A study has been carried out on the operating parameters that influence the biodegradation of petroleum and brewery wastewaters, with a low-density biomass support. The biodegradation rate of a mixture of two wastes was compared with that of the separate wastes. A low aspect ratio reactor was employed, and this made it possible to operate at low superficial gas and liquid velocities. The gas distributor used created a fluid flow pattern similar to that of a draft tube, which enhanced axial mixing. At a particles loading of 12% (v/v), the optimum superficial gas velocity was 2.5cm/s for the mixture. The interstice structure of the biomass-support particles, improved microbial attachment due to the resulting large surface area. There was a low biomass concentration when petroleum wastewater was treated alone, however, for a mixture of petroleum and brewery wastewaters, an increase in the concentration was observed. There was a higher gas hold up in the mixture than in the petroleum wastewater, but lower than in the brewery wastewater. An improved biodegradation was achieved when a mixture of brewery and petroleum wastewaters was treated, and this gave an indication that nutrient deficient wastes can be treated together with phosphate and nitrate rich food industry wastewaters.

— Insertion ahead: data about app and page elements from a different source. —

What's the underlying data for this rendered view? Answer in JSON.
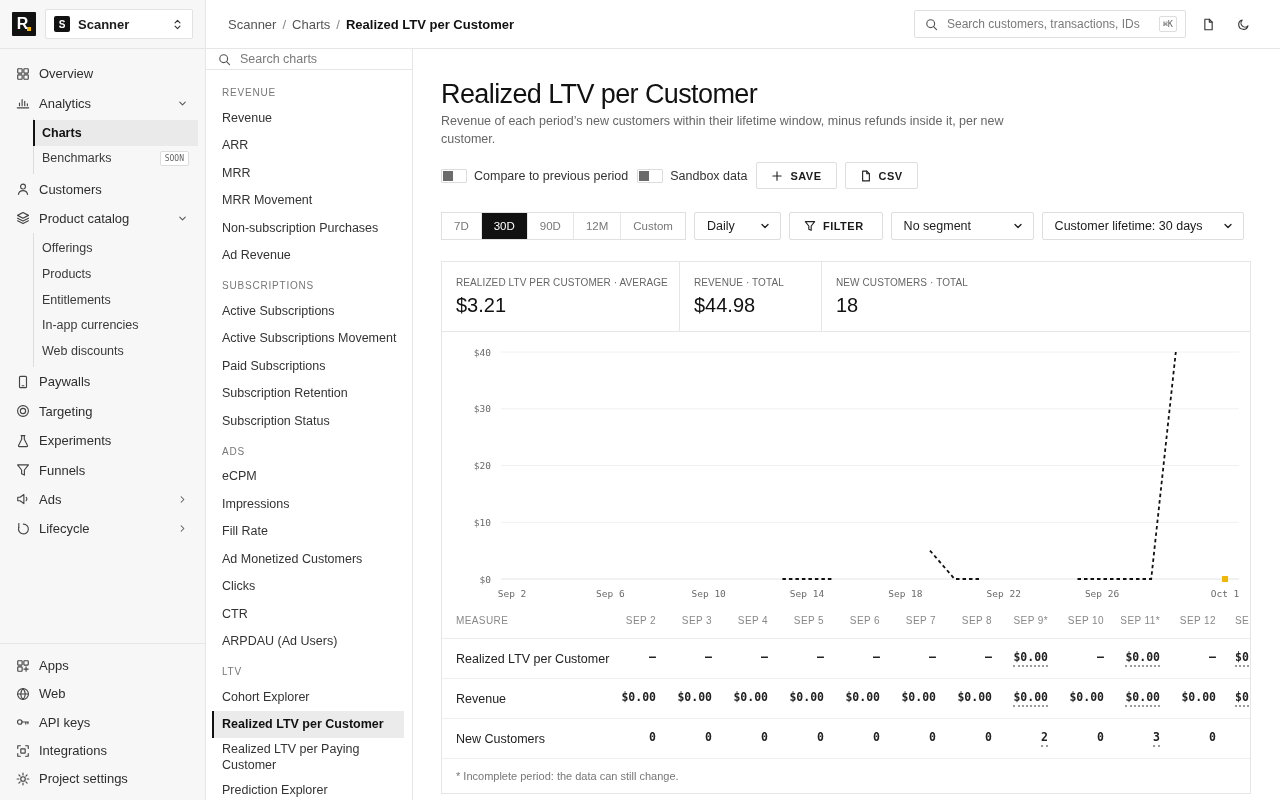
{
  "sidebar": {
    "logo": "R",
    "project": {
      "avatar": "S",
      "name": "Scanner"
    },
    "nav": [
      {
        "label": "Overview",
        "selected": false
      },
      {
        "label": "Analytics",
        "selected": false,
        "expanded": true,
        "children": [
          {
            "label": "Charts",
            "selected": true
          },
          {
            "label": "Benchmarks",
            "selected": false,
            "badge": "SOON"
          }
        ]
      },
      {
        "label": "Customers",
        "selected": false
      },
      {
        "label": "Product catalog",
        "selected": false,
        "expanded": true,
        "children": [
          {
            "label": "Offerings",
            "selected": false
          },
          {
            "label": "Products",
            "selected": false
          },
          {
            "label": "Entitlements",
            "selected": false
          },
          {
            "label": "In-app currencies",
            "selected": false
          },
          {
            "label": "Web discounts",
            "selected": false
          }
        ]
      },
      {
        "label": "Paywalls",
        "selected": false
      },
      {
        "label": "Targeting",
        "selected": false
      },
      {
        "label": "Experiments",
        "selected": false
      },
      {
        "label": "Funnels",
        "selected": false
      },
      {
        "label": "Ads",
        "selected": false,
        "expanded": false
      },
      {
        "label": "Lifecycle",
        "selected": false,
        "expanded": false
      }
    ],
    "bottom_nav": [
      {
        "label": "Apps",
        "selected": false
      },
      {
        "label": "Web",
        "selected": false
      },
      {
        "label": "API keys",
        "selected": false
      },
      {
        "label": "Integrations",
        "selected": false
      },
      {
        "label": "Project settings",
        "selected": false
      }
    ]
  },
  "topbar": {
    "breadcrumb": {
      "separator": "/",
      "items": [
        "Scanner",
        "Charts",
        "Realized LTV per Customer"
      ]
    },
    "search": {
      "placeholder": "Search customers, transactions, IDs",
      "shortcut": "⌘K"
    }
  },
  "chart_list": {
    "search_placeholder": "Search charts",
    "sections": [
      {
        "title": "REVENUE",
        "items": [
          {
            "label": "Revenue",
            "selected": false
          },
          {
            "label": "ARR",
            "selected": false
          },
          {
            "label": "MRR",
            "selected": false
          },
          {
            "label": "MRR Movement",
            "selected": false
          },
          {
            "label": "Non-subscription Purchases",
            "selected": false
          },
          {
            "label": "Ad Revenue",
            "selected": false
          }
        ]
      },
      {
        "title": "SUBSCRIPTIONS",
        "items": [
          {
            "label": "Active Subscriptions",
            "selected": false
          },
          {
            "label": "Active Subscriptions Movement",
            "selected": false
          },
          {
            "label": "Paid Subscriptions",
            "selected": false
          },
          {
            "label": "Subscription Retention",
            "selected": false
          },
          {
            "label": "Subscription Status",
            "selected": false
          }
        ]
      },
      {
        "title": "ADS",
        "items": [
          {
            "label": "eCPM",
            "selected": false
          },
          {
            "label": "Impressions",
            "selected": false
          },
          {
            "label": "Fill Rate",
            "selected": false
          },
          {
            "label": "Ad Monetized Customers",
            "selected": false
          },
          {
            "label": "Clicks",
            "selected": false
          },
          {
            "label": "CTR",
            "selected": false
          },
          {
            "label": "ARPDAU (Ad Users)",
            "selected": false
          }
        ]
      },
      {
        "title": "LTV",
        "items": [
          {
            "label": "Cohort Explorer",
            "selected": false
          },
          {
            "label": "Realized LTV per Customer",
            "selected": true
          },
          {
            "label": "Realized LTV per Paying Customer",
            "selected": false
          },
          {
            "label": "Prediction Explorer",
            "selected": false
          }
        ]
      }
    ]
  },
  "page": {
    "title": "Realized LTV per Customer",
    "description": "Revenue of each period’s new customers within their lifetime window, minus refunds inside it, per new customer.",
    "toggles": [
      {
        "label": "Compare to previous period",
        "on": false
      },
      {
        "label": "Sandbox data",
        "on": false
      }
    ],
    "actions": [
      {
        "label": "SAVE"
      },
      {
        "label": "CSV"
      }
    ],
    "ranges": [
      {
        "label": "7D",
        "selected": false
      },
      {
        "label": "30D",
        "selected": true
      },
      {
        "label": "90D",
        "selected": false
      },
      {
        "label": "12M",
        "selected": false
      },
      {
        "label": "Custom",
        "selected": false
      }
    ],
    "interval": "Daily",
    "filter": "FILTER",
    "segment": "No segment",
    "lifetime": "Customer lifetime: 30 days"
  },
  "card": {
    "stats": [
      {
        "label": "REALIZED LTV PER CUSTOMER · AVERAGE",
        "value": "$3.21"
      },
      {
        "label": "REVENUE · TOTAL",
        "value": "$44.98"
      },
      {
        "label": "NEW CUSTOMERS · TOTAL",
        "value": "18"
      }
    ],
    "chart_data": {
      "type": "line",
      "grid": true,
      "categories": [
        "Sep 2",
        null,
        null,
        null,
        "Sep 6",
        null,
        null,
        null,
        "Sep 10",
        null,
        null,
        null,
        "Sep 14",
        null,
        null,
        null,
        "Sep 18",
        null,
        null,
        null,
        "Sep 22",
        null,
        null,
        null,
        "Sep 26",
        null,
        null,
        null,
        null,
        "Oct 1"
      ],
      "ylim": [
        0,
        40
      ],
      "yticks": [
        {
          "value": 0,
          "label": "$0"
        },
        {
          "value": 10,
          "label": "$10"
        },
        {
          "value": 20,
          "label": "$20"
        },
        {
          "value": 30,
          "label": "$30"
        },
        {
          "value": 40,
          "label": "$40"
        }
      ],
      "series": [
        {
          "color": "#111111",
          "line_style": "dashed",
          "values": [
            null,
            null,
            null,
            null,
            null,
            null,
            null,
            null,
            null,
            null,
            null,
            0,
            0,
            0,
            null,
            null,
            null,
            5,
            0,
            0,
            null,
            null,
            null,
            0,
            0,
            0,
            0,
            40,
            null,
            null
          ]
        },
        {
          "color": "#f2b705",
          "marker": "square",
          "values": [
            null,
            null,
            null,
            null,
            null,
            null,
            null,
            null,
            null,
            null,
            null,
            null,
            null,
            null,
            null,
            null,
            null,
            null,
            null,
            null,
            null,
            null,
            null,
            null,
            null,
            null,
            null,
            null,
            null,
            0
          ]
        }
      ]
    },
    "table": {
      "columns": [
        "MEASURE",
        "SEP 2",
        "SEP 3",
        "SEP 4",
        "SEP 5",
        "SEP 6",
        "SEP 7",
        "SEP 8",
        "SEP 9*",
        "SEP 10",
        "SEP 11*",
        "SEP 12",
        "SE"
      ],
      "rows": [
        {
          "cells": [
            "Realized LTV per Customer",
            {
              "text": "–",
              "incomplete": false
            },
            {
              "text": "–",
              "incomplete": false
            },
            {
              "text": "–",
              "incomplete": false
            },
            {
              "text": "–",
              "incomplete": false
            },
            {
              "text": "–",
              "incomplete": false
            },
            {
              "text": "–",
              "incomplete": false
            },
            {
              "text": "–",
              "incomplete": false
            },
            {
              "text": "$0.00",
              "incomplete": true
            },
            {
              "text": "–",
              "incomplete": false
            },
            {
              "text": "$0.00",
              "incomplete": true
            },
            {
              "text": "–",
              "incomplete": false
            },
            {
              "text": "$0",
              "incomplete": true
            }
          ]
        },
        {
          "cells": [
            "Revenue",
            {
              "text": "$0.00",
              "incomplete": false
            },
            {
              "text": "$0.00",
              "incomplete": false
            },
            {
              "text": "$0.00",
              "incomplete": false
            },
            {
              "text": "$0.00",
              "incomplete": false
            },
            {
              "text": "$0.00",
              "incomplete": false
            },
            {
              "text": "$0.00",
              "incomplete": false
            },
            {
              "text": "$0.00",
              "incomplete": false
            },
            {
              "text": "$0.00",
              "incomplete": true
            },
            {
              "text": "$0.00",
              "incomplete": false
            },
            {
              "text": "$0.00",
              "incomplete": true
            },
            {
              "text": "$0.00",
              "incomplete": false
            },
            {
              "text": "$0",
              "incomplete": true
            }
          ]
        },
        {
          "cells": [
            "New Customers",
            {
              "text": "0",
              "incomplete": false
            },
            {
              "text": "0",
              "incomplete": false
            },
            {
              "text": "0",
              "incomplete": false
            },
            {
              "text": "0",
              "incomplete": false
            },
            {
              "text": "0",
              "incomplete": false
            },
            {
              "text": "0",
              "incomplete": false
            },
            {
              "text": "0",
              "incomplete": false
            },
            {
              "text": "2",
              "incomplete": true
            },
            {
              "text": "0",
              "incomplete": false
            },
            {
              "text": "3",
              "incomplete": true
            },
            {
              "text": "0",
              "incomplete": false
            }
          ]
        }
      ],
      "note": "* Incomplete period: the data can still change."
    }
  }
}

Ochieng, A., Odiyo, J. O., & Mutsago, M. (2003). Biological treatment of mixed industrial wastewaters in a fluidised bed reactor. Journal of Hazardous Materials, 96(1), 79-90. https://doi.org/10.1016/S0304-3894